Saved entries:
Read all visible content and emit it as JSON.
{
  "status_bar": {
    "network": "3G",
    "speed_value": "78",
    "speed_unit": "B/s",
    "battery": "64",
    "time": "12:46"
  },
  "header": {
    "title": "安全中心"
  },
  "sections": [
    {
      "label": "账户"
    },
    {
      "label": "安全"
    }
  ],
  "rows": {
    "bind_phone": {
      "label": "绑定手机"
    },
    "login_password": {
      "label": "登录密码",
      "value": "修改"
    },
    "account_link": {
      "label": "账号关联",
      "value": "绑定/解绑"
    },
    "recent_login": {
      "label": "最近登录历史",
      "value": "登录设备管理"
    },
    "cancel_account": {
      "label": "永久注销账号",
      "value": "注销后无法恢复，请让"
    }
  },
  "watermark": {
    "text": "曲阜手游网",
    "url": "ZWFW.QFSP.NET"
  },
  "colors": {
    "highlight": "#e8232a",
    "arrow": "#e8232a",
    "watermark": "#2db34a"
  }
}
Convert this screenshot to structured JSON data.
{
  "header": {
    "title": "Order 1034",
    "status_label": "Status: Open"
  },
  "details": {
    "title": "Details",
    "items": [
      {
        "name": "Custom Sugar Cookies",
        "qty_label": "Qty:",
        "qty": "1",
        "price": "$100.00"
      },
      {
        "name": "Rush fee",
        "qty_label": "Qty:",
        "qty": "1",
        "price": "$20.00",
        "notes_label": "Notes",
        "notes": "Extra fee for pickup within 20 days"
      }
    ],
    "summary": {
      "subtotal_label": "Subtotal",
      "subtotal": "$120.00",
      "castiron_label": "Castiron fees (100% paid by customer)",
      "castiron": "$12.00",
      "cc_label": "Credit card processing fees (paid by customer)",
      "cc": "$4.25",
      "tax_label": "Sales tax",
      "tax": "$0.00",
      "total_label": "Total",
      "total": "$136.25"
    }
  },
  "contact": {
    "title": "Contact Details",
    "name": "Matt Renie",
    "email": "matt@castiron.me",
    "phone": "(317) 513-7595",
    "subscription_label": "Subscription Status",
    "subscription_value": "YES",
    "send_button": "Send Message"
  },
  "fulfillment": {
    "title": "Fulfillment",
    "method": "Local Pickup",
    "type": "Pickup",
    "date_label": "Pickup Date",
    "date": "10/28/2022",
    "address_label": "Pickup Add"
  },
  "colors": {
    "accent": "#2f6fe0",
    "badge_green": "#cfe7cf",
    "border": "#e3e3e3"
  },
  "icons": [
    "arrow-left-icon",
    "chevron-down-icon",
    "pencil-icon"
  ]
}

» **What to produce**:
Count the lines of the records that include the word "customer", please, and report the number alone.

» **Reply to the task**:
2